What is a cataract?
We live most of our lives with clear eye lenses that enable clear vision. As your eye begins to age, natural proteins in your eye begin to clump together causing a clouding of the crystalline lens. This is a cataract.
Cataracts gradually prevent light from reaching your retina — the back layer of your eye that processes images to send to the brain. When this occurs, the light that enters your eyes becomes scattered and distorted, resulting in gradual loss of vision. If not properly treated with surgery, cataracts can lead to severe vision loss or blindness.
Cataracts can affect vision for reading, watching TV, and driving. As a result, many people withdraw from normal social and business activities.
Cataract extraction is a short, outpatient procedure. It begins with a small incision to remove the clouded lens with the help of ultrasound. Then, the lens is replaced with a new intraocular lens. There are usually no sutures and very little down time to fully recover. The patient can resume normal activities within days.
You may not realize you have a cataract because it does not significantly affect your vision, but if you experience any of the following symptoms, you should contact your eye doctor.
Once your cloudy lens is removed, a new intraocular lens (IOL) will be gently inserted into your eye. In the past, a monofocal IOL was the only option for vision improvement. Although these lenses are still available, many patients opt for lenses that can actually restore youthful vision — perhaps even eliminate the need for reading glasses.
Selecting the right type of lens implant is very important for your improved vision. Special eye measurements will provide important information for your surgeon to determine implant power.
Your doctor will discuss your options so that together you can select the right one for your vision goals.
At Jervey Eye Group, we strive to keep you informed and educated regarding your eye health. As part of this effort, we offer helpful videos about cataracts and what to expect with surgery. Take a few minutes to explore, and if you have any questions, ask your doctor when you visit.
Imagine not needing glasses to read, enjoy recreation, or drive at night. It starts with a consultation with your eye doctor.
All of our doctors are trained to recognize and treat cataract issues. However, once surgery is needed, our doctors will often refer to one of our partners who is trained in cataract surgery. Our cataract surgeons include Dr. Shelley, Dr. Culclasure, Dr. Bowden, Dr. Pariyadath, and Dr. Bruce.

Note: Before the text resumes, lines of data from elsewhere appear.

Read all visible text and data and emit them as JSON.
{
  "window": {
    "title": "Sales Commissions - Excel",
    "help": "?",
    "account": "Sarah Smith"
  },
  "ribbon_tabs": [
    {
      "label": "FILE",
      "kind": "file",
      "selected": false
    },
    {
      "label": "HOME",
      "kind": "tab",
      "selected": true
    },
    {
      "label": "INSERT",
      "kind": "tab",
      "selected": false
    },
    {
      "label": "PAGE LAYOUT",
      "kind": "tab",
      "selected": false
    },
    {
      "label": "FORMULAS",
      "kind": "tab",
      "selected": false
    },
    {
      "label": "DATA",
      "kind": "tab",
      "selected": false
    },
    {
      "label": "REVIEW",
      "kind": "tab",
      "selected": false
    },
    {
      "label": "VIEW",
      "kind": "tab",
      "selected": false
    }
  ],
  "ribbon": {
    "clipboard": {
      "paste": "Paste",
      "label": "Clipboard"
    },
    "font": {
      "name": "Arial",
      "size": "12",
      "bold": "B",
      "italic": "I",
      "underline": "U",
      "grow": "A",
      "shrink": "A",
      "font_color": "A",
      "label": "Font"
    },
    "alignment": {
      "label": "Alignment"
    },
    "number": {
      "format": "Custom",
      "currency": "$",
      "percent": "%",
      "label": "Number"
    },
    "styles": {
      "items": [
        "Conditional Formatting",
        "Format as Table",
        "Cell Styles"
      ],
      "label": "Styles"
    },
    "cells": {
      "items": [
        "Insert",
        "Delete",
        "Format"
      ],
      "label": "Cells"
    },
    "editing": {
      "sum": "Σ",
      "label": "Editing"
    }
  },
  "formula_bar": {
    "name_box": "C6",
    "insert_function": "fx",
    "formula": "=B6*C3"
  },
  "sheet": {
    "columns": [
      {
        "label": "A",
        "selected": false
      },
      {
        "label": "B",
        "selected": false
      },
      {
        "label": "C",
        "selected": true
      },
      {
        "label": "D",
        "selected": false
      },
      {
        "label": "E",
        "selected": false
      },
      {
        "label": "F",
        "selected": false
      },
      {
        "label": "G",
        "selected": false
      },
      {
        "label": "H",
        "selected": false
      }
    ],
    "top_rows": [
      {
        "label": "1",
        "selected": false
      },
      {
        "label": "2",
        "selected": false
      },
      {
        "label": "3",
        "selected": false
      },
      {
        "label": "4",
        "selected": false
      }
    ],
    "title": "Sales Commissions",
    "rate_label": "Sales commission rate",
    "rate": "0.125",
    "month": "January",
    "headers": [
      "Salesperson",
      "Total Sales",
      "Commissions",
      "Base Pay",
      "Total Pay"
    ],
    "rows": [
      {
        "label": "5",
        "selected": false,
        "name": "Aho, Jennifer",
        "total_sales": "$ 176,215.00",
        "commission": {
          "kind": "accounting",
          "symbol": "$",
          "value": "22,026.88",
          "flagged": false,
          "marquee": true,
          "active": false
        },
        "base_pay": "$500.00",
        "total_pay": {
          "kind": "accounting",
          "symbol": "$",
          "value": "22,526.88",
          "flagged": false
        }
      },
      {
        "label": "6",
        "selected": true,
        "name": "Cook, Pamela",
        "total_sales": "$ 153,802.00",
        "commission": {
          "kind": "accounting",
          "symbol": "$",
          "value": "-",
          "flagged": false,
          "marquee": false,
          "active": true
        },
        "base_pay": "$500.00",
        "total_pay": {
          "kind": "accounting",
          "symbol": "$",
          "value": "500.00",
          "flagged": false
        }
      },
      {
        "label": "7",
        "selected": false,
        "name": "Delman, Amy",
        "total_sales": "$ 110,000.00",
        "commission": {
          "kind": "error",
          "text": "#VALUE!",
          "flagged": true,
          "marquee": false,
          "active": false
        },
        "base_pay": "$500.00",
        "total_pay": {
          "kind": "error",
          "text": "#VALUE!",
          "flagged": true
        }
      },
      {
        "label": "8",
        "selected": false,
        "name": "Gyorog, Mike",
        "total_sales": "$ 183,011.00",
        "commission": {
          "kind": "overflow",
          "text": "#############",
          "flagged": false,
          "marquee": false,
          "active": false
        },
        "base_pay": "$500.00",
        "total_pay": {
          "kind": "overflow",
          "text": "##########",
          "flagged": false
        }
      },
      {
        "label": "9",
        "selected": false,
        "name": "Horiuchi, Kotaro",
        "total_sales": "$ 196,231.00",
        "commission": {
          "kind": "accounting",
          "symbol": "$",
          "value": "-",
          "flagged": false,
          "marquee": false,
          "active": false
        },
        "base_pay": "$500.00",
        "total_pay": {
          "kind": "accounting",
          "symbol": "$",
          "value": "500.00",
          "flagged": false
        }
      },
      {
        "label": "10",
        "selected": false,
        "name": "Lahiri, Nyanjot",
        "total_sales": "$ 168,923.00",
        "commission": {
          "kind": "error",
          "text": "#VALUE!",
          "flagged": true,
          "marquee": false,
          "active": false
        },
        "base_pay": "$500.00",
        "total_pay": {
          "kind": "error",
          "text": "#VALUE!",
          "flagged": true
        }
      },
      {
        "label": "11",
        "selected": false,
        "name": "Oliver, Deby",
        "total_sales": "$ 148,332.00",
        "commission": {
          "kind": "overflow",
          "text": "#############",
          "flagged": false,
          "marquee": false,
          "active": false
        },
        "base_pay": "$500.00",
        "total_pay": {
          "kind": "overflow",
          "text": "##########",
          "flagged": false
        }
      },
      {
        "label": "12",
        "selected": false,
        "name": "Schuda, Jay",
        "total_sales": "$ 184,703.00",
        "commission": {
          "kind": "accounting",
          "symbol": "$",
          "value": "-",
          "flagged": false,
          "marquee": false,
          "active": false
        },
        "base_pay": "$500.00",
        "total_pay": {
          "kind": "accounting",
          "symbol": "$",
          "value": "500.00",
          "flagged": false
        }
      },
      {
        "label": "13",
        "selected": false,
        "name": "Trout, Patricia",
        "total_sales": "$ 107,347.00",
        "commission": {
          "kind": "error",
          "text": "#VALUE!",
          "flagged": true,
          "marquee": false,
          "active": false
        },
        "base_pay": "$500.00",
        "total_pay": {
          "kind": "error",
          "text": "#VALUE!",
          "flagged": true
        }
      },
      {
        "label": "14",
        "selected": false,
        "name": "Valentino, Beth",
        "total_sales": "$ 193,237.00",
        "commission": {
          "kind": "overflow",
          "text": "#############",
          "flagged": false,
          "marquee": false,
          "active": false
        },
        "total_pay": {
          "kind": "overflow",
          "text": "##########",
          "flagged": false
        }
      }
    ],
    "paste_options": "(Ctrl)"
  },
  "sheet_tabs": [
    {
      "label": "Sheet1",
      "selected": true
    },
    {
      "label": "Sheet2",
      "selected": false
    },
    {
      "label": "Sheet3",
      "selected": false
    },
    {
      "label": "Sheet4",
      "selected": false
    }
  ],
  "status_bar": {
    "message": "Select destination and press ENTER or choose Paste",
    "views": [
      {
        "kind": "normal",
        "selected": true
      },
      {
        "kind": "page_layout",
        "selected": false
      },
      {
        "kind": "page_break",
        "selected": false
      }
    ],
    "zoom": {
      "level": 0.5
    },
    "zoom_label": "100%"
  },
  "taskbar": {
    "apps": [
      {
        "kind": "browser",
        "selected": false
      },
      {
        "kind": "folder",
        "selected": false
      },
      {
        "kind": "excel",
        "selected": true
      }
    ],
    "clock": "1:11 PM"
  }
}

Our modern, efficient facilities include four offices in Greenville, Simpsonville, and Easley. Each offers one-stop convenience for examinations, eyewear selection, purchase, and fittings.